There are no rules to Motherhood. We become so consumed with the idea that we will fail at our jobs that we don’t take the time to intuitively identify our job description. We are not the designer of their destiny; we are the protector of their soul. Our job is to love them and support them in navigating this world with 100% confidence that they are enough. Everything they need to be, everything they are meant to be and everything that they are supposed to be: They already are and so are you.

All that they will ever need is you. Not the “you” that you’ll become when you check off every box on your master list of perfection. The “you” that you already are. Without saying a word, without buying a thing, without doing a thing. Your very presence, the experience of your presence, even the memory of your presence is already enough. A bond so divinely created that it is effortless and without conditions. It is the reason they climb into your bed at night, it is why they must tell you all their hopes and dreams while you sit on the toilet. It is why they ask you a million questions with every intention of disputing each of your answers and it is the reason that a kiss from Mommy has been successful in healing even the gravest of ailments. There is nothing that you need to become.

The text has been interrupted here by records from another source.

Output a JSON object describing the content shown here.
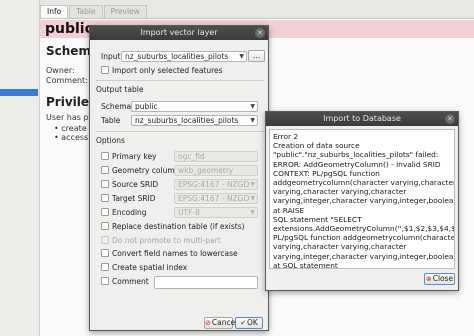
{
  "background": {
    "tabs": [
      "Info",
      "Table",
      "Preview"
    ],
    "title": "public",
    "schema_heading": "Schema",
    "owner_label": "Owner:",
    "comment_label": "Comment:",
    "privileges_heading": "Privilege",
    "privileges_text": "User has privi",
    "bullet_1": "• create ne",
    "bullet_2": "• access ob"
  },
  "import_dialog": {
    "title": "Import vector layer",
    "input_label": "Input",
    "input_value": "nz_suburbs_localities_pilots",
    "browse_label": "...",
    "only_selected_label": "Import only selected features",
    "output_table_label": "Output table",
    "schema_label": "Schema",
    "schema_value": "public",
    "table_label": "Table",
    "table_value": "nz_suburbs_localities_pilots",
    "options_label": "Options",
    "primary_key_label": "Primary key",
    "primary_key_value": "ogc_fid",
    "geometry_column_label": "Geometry column",
    "geometry_column_value": "wkb_geometry",
    "source_srid_label": "Source SRID",
    "source_srid_value": "EPSG:4167 - NZGD",
    "target_srid_label": "Target SRID",
    "target_srid_value": "EPSG:4167 - NZGD",
    "encoding_label": "Encoding",
    "encoding_value": "UTF-8",
    "replace_label": "Replace destination table (if exists)",
    "no_multipart_label": "Do not promote to multi-part",
    "lowercase_label": "Convert field names to lowercase",
    "spatial_index_label": "Create spatial index",
    "comment_label": "Comment",
    "cancel_label": "Cancel",
    "ok_label": "OK"
  },
  "message": {
    "title": "Import to Database",
    "lines": [
      "Error 2",
      "Creation of data source",
      "\"public\".\"nz_suburbs_localities_pilots\" failed:",
      "ERROR:  AddGeometryColumn() - invalid SRID",
      "CONTEXT:  PL/pgSQL function",
      "addgeometrycolumn(character varying,character",
      "varying,character varying,character",
      "varying,integer,character varying,integer,boolean) line 50",
      "at RAISE",
      "SQL statement \"SELECT",
      "extensions.AddGeometryColumn('',$1,$2,$3,$4,$5,$6,$7)\"",
      "PL/pgSQL function addgeometrycolumn(character",
      "varying,character varying,character",
      "varying,integer,character varying,integer,boolean) line 5",
      "at SQL statement"
    ],
    "close_label": "Close"
  }
}
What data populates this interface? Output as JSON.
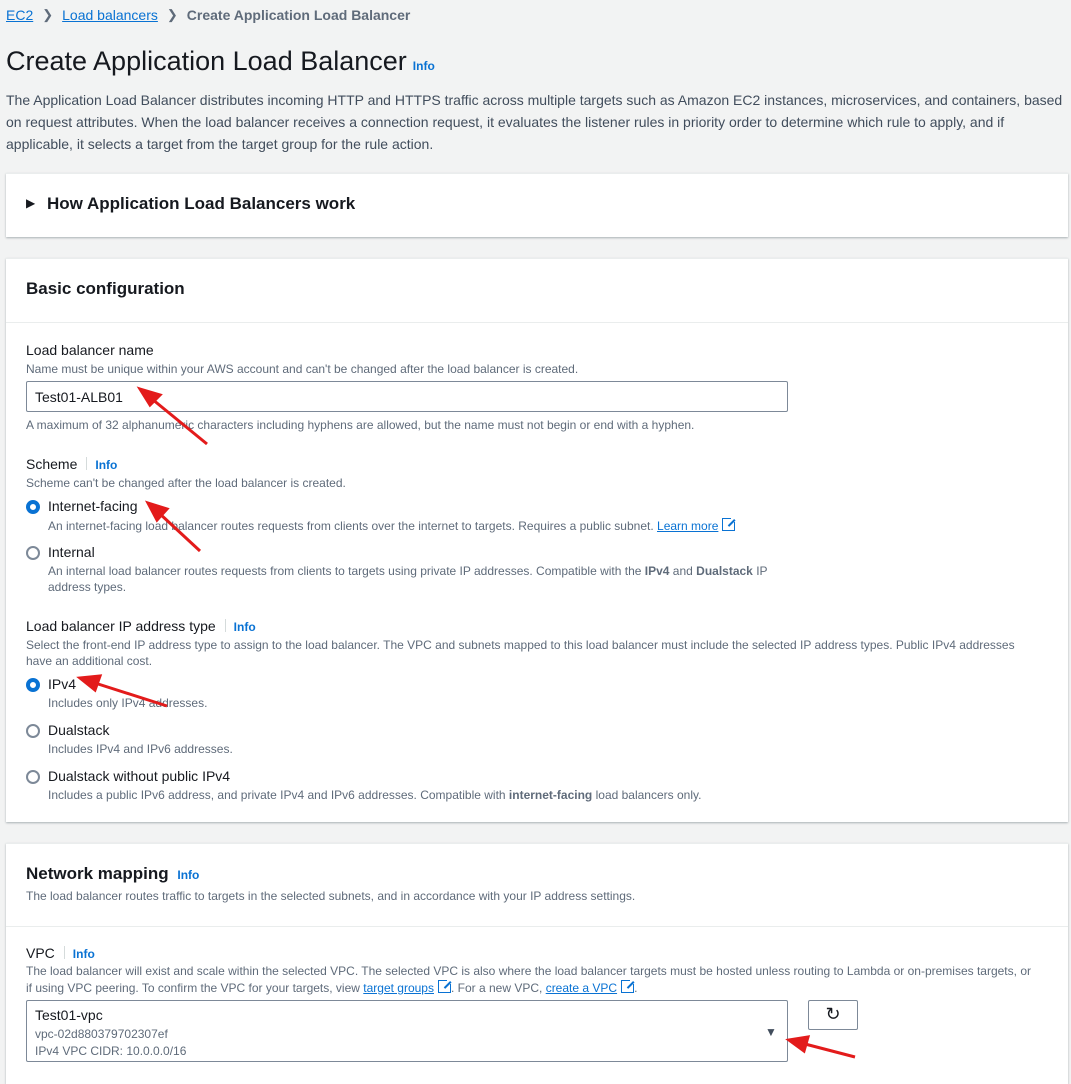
{
  "breadcrumb": {
    "ec2": "EC2",
    "load_balancers": "Load balancers",
    "current": "Create Application Load Balancer"
  },
  "page": {
    "title": "Create Application Load Balancer",
    "info": "Info",
    "description": "The Application Load Balancer distributes incoming HTTP and HTTPS traffic across multiple targets such as Amazon EC2 instances, microservices, and containers, based on request attributes. When the load balancer receives a connection request, it evaluates the listener rules in priority order to determine which rule to apply, and if applicable, it selects a target from the target group for the rule action."
  },
  "expander": {
    "title": "How Application Load Balancers work"
  },
  "basic": {
    "title": "Basic configuration",
    "name_label": "Load balancer name",
    "name_desc": "Name must be unique within your AWS account and can't be changed after the load balancer is created.",
    "name_value": "Test01-ALB01",
    "name_constraint": "A maximum of 32 alphanumeric characters including hyphens are allowed, but the name must not begin or end with a hyphen.",
    "scheme_label": "Scheme",
    "scheme_info": "Info",
    "scheme_desc": "Scheme can't be changed after the load balancer is created.",
    "internet_label": "Internet-facing",
    "internet_desc": "An internet-facing load balancer routes requests from clients over the internet to targets. Requires a public subnet.",
    "learn_more": "Learn more",
    "internal_label": "Internal",
    "internal_desc_1": "An internal load balancer routes requests from clients to targets using private IP addresses. Compatible with the ",
    "internal_desc_b1": "IPv4",
    "internal_desc_2": " and ",
    "internal_desc_b2": "Dualstack",
    "internal_desc_3": " IP",
    "internal_desc_4": "address types.",
    "ip_label": "Load balancer IP address type",
    "ip_info": "Info",
    "ip_desc_1": "Select the front-end IP address type to assign to the load balancer. The VPC and subnets mapped to this load balancer must include the selected IP address types. Public IPv4 addresses",
    "ip_desc_2": "have an additional cost.",
    "ipv4_label": "IPv4",
    "ipv4_desc": "Includes only IPv4 addresses.",
    "dual_label": "Dualstack",
    "dual_desc": "Includes IPv4 and IPv6 addresses.",
    "dualnp_label": "Dualstack without public IPv4",
    "dualnp_desc_1": "Includes a public IPv6 address, and private IPv4 and IPv6 addresses. Compatible with ",
    "dualnp_desc_b": "internet-facing",
    "dualnp_desc_2": " load balancers only."
  },
  "network": {
    "title": "Network mapping",
    "info": "Info",
    "desc": "The load balancer routes traffic to targets in the selected subnets, and in accordance with your IP address settings.",
    "vpc_label": "VPC",
    "vpc_info": "Info",
    "vpc_desc_1": "The load balancer will exist and scale within the selected VPC. The selected VPC is also where the load balancer targets must be hosted unless routing to Lambda or on-premises targets, or",
    "vpc_desc_2": "if using VPC peering. To confirm the VPC for your targets, view ",
    "target_groups": "target groups",
    "vpc_desc_3": ". For a new VPC, ",
    "create_vpc": "create a VPC",
    "vpc_desc_4": ".",
    "vpc_name": "Test01-vpc",
    "vpc_id": "vpc-02d880379702307ef",
    "vpc_cidr": "IPv4 VPC CIDR: 10.0.0.0/16"
  },
  "colors": {
    "link": "#0972d3",
    "annotation_arrow": "#e31b1b"
  }
}
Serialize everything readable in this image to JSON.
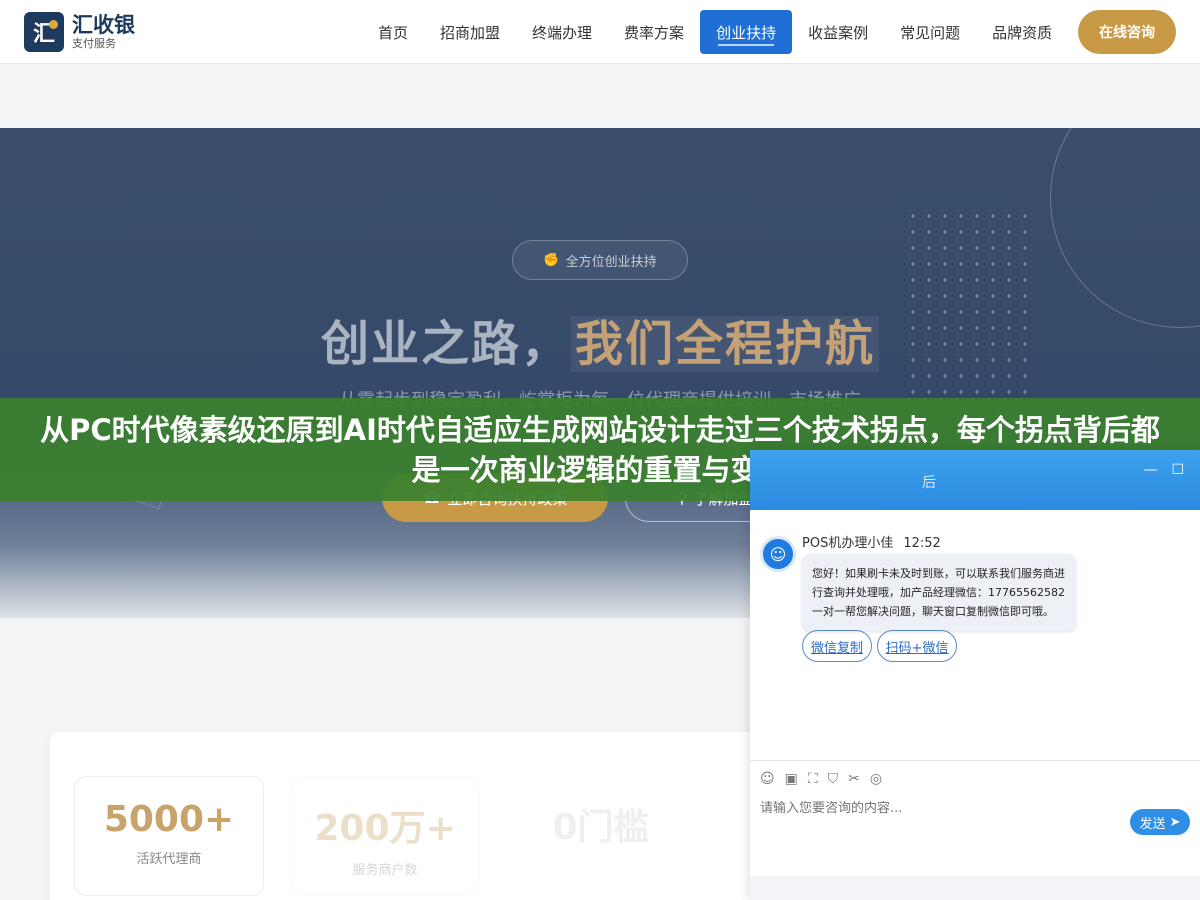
{
  "brand": {
    "mark": "汇",
    "title": "汇收银",
    "subtitle": "支付服务"
  },
  "nav": {
    "items": [
      "首页",
      "招商加盟",
      "终端办理",
      "费率方案",
      "创业扶持",
      "收益案例",
      "常见问题",
      "品牌资质"
    ],
    "active": "创业扶持",
    "cta": "在线咨询"
  },
  "hero": {
    "badge": "全方位创业扶持",
    "title_plain": "创业之路，",
    "title_highlight": "我们全程护航",
    "subtitle": "从零起步到稳定盈利，屹掌柜为每一位代理商提供培训、市场推广",
    "btn_primary": "立即咨询扶持政策",
    "btn_secondary": "了解加盟"
  },
  "stats": [
    {
      "value": "5000+",
      "label": "活跃代理商"
    },
    {
      "value": "200万+",
      "label": "服务商户数"
    },
    {
      "value": "0门槛",
      "label": ""
    }
  ],
  "banner": {
    "text": "从PC时代像素级还原到AI时代自适应生成网站设计走过三个技术拐点，每个拐点背后都是一次商业逻辑的重置与变革"
  },
  "chat": {
    "header_title": "后",
    "sender": "POS机办理小佳",
    "time": "12:52",
    "message": "您好！如果刷卡未及时到账，可以联系我们服务商进行查询并处理哦，加产品经理微信：17765562582 一对一帮您解决问题，聊天窗口复制微信即可哦。",
    "chips": [
      "微信复制",
      "扫码+微信"
    ],
    "input_placeholder": "请输入您要咨询的内容...",
    "send_label": "发送"
  },
  "colors": {
    "primary": "#1f6fd6",
    "gold": "#c99a45",
    "navy": "#1e3a5f",
    "banner_green": "#3a802e"
  }
}
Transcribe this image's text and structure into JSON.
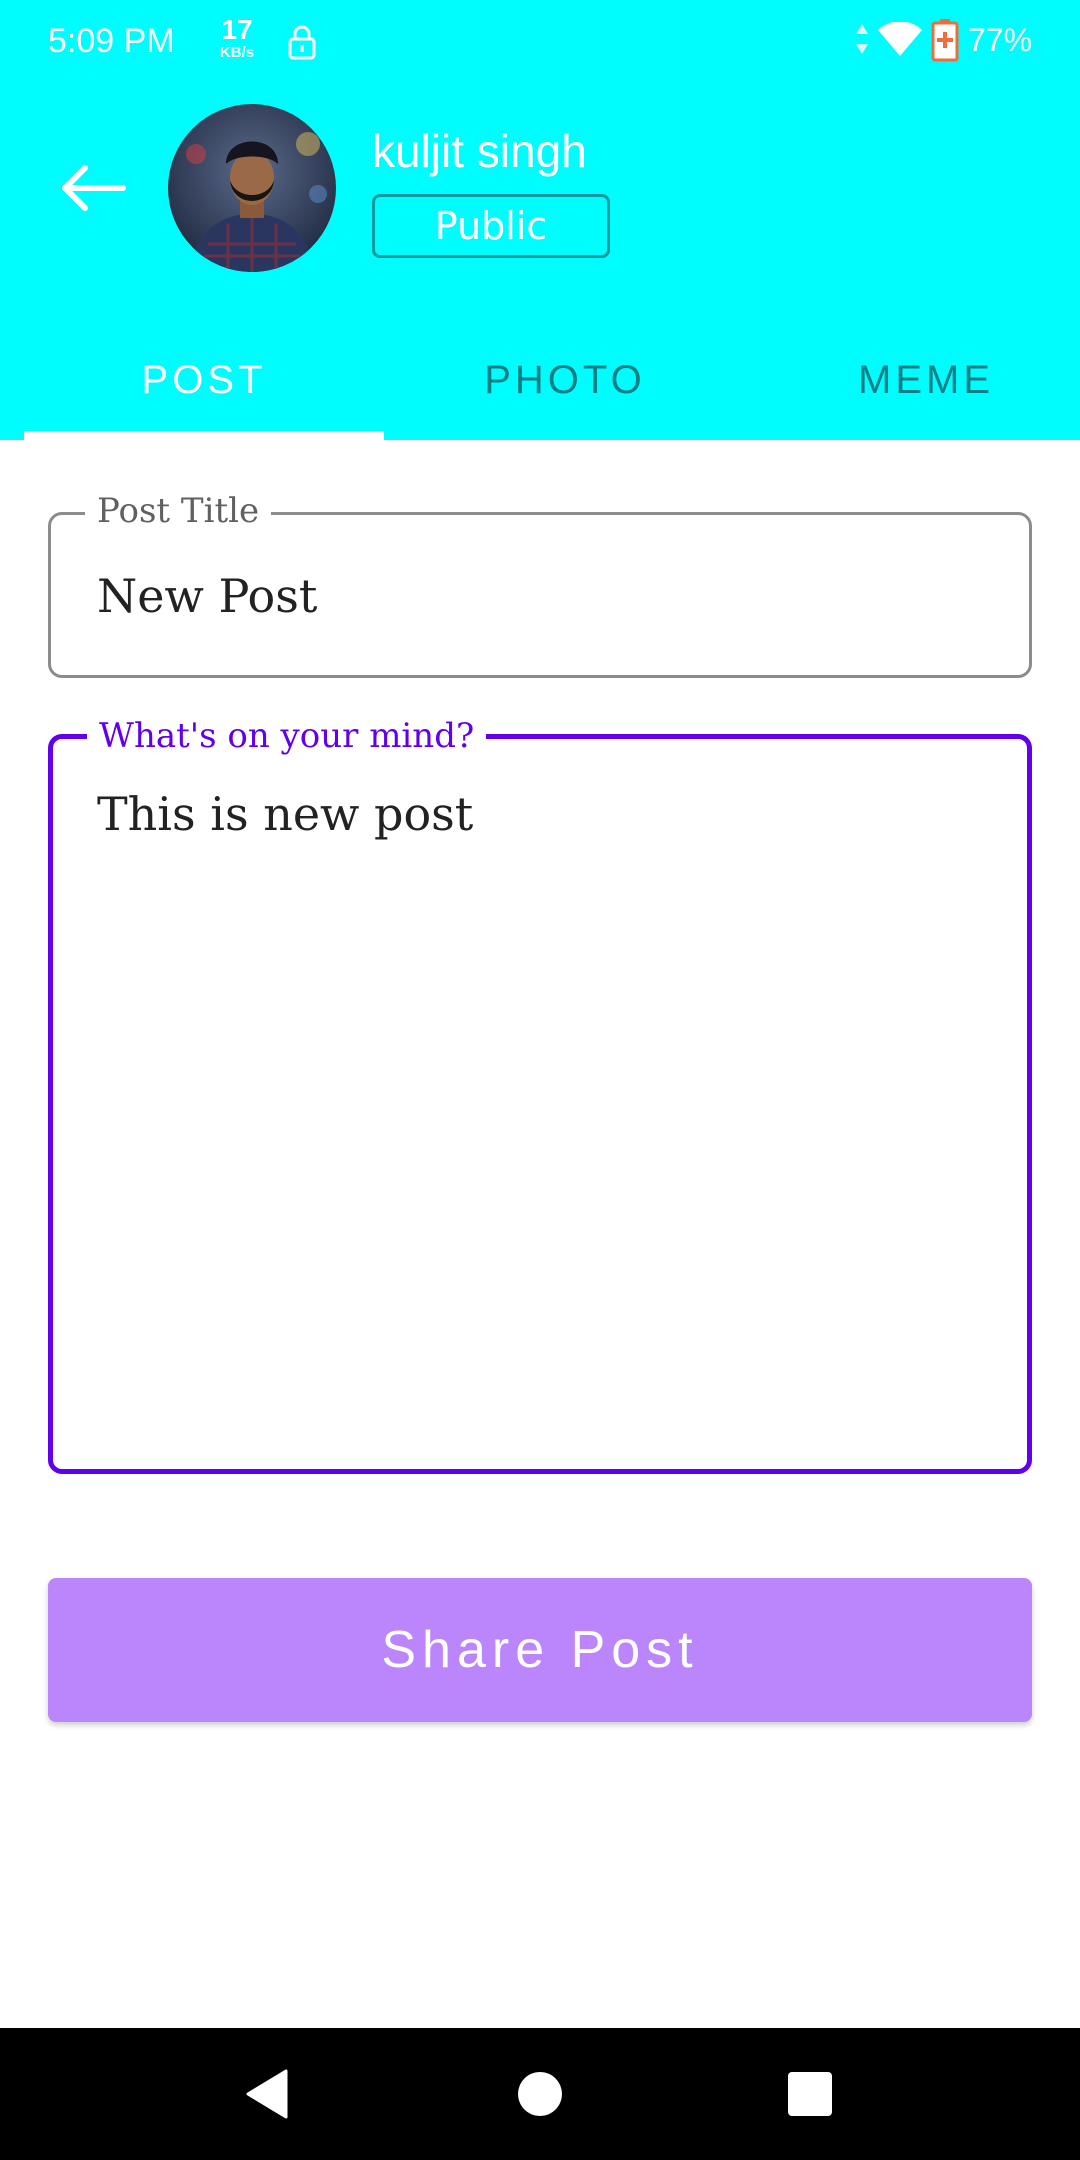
{
  "status_bar": {
    "time": "5:09 PM",
    "network_speed_value": "17",
    "network_speed_unit": "KB/s",
    "battery_percent": "77%",
    "icons": [
      "lock-icon",
      "data-arrows-icon",
      "wifi-icon",
      "battery-charging-icon"
    ]
  },
  "header": {
    "back_icon": "arrow-left-icon",
    "user_name": "kuljit singh",
    "privacy_label": "Public"
  },
  "tabs": [
    {
      "label": "POST",
      "selected": true
    },
    {
      "label": "PHOTO",
      "selected": false
    },
    {
      "label": "MEME",
      "selected": false
    }
  ],
  "form": {
    "title_label": "Post Title",
    "title_value": "New Post",
    "content_label": "What's on your mind?",
    "content_value": "This is new post"
  },
  "share_button_label": "Share Post",
  "nav_bar": {
    "icons": [
      "back-triangle-icon",
      "home-circle-icon",
      "recents-square-icon"
    ]
  },
  "colors": {
    "header_bg": "#00fdfd",
    "accent": "#6200ee",
    "button_bg": "#bb86fc",
    "tab_inactive": "#0a7f86"
  }
}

You already are.

So, to every mother who has deprived herself of the right to laugh when her toddler correctly (and even impressively) strings together a sentence of “potty words,” for the ones who misguidedly stake their worth on the praises or admonishments of others; for the ones who worry that they don’t have what it takes to hold the title of mother and mostly for the ones who desperately look outward to find all the ways to be a good mom. 

You already are. 

You already are. You already are. The greatest beauty in this discovery is that once you give yourself permission to just BE, you can empower your child with that same permission. 


  • Ashia Ervin

    Author | Educator | Innovator | Activist

    Ashia Ervin is a Jamaican American author and blogger, born in New Jersey and raised in the scenic Piedmont region of North Carolina. As a mother and an educator of over 15 years she has always had a love of literature, especially that which includes rich culture, diversity and acceptance which was such an important part of her upbringing. Ervin seeks to encourage families to thrive through self-acceptance, self-exploration and active gratitude.